Alright, first of all let's round up what you'll need.
What you'll need:
- T-shirt (I used an oversize one, but you can use whatever you want)
- Rit Dye (my color of choice was Green Apple)
- Paint Brush
- Washer, basin, pot (whatever you want to soak it in)
- thread & sewing machine
You'll want to cover the space you are going to work on and you may want put something between the two layers of the shirt. I did both, but it's up to you how you want to setup your working environment.
I used liquid Rit dye, there was no mixing needed for me, but if you're using powder then you'll want to go ahead and mix that ahead of time in a bowl. I poured the liquid dye I used into a bowl for easy access. I grabbed a paint brush and painted stripes on in regular intervals leaving the sleeves unstriped for now. I didn't do any measuring because I wasn't interested in having things be exact. I did the front and then flipped to the back without really waiting for the front to dry. Again this was mostly because I wasn't concerned with a little smudging or exactness.
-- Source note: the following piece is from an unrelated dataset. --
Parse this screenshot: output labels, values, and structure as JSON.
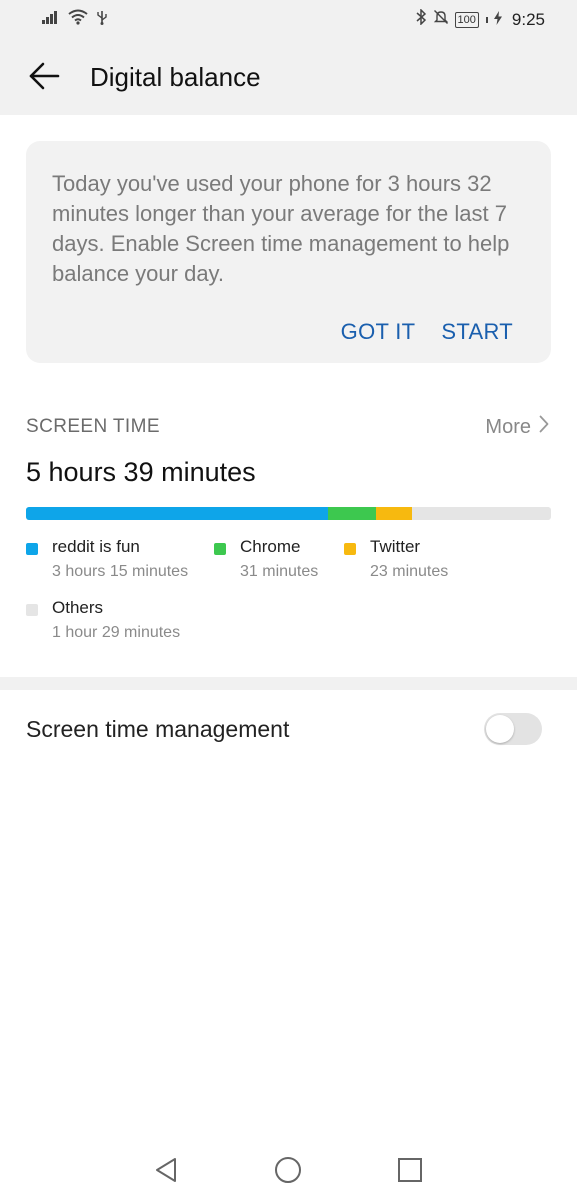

Once I finished with the front and back of the main portion of the shirt I laid out the sleeves one at a time and painted stripes on those too. I don't really know how to explain this process in words, so hopefully the above pictures will help guide you. The stripes didn't exactly match up on the sides and on the underside of the sleeves, but I just painted them a little wider in those areas to join them.
This is what it looked like when I was done striping. I had initially intended for the the stripes to be more distinct like they are on the unwashed version, but I didn't wait for it to dry so I ended up with softer stripes, which I actually like. I don't know what would happen if you let the dye dry completely before throwing it in the wash, but I imagine that the stripes would be a little darker.
So then I put the washer on hot, dumped in some salt, and threw my shirt in. Then I just sat back and let the washer do it's thing. Then I threw it in the dryer to let it set. Once dry I ironed it to ready it for sewing.
And this is how the stripes came out. Softer and lighter.
Now for the tapered crop part. I took a shirt that I like the length of and laid it out on top of the recently dyed shirt to see where to start cutting. At first I did a little mapping out of where to cut, but that didn't work out as I planned so I just took my cutter I use for quilting and cut and arch in only the top layer. This part is really just sort of a winging it step. You can cut the arch however you like. It all just depends on how short you want the front and the back and how severe you want the arch to be. I cut once tried it on and wasn't satisfied with it so I cut a bit more and evened on the arch.
Then I penned it, ironed it flat, and hemmed it with my sewing machine.
The last step for me, and you might not need to do this with yours, was to cut about two inches off each sleeve and hem those too. And presto! Done!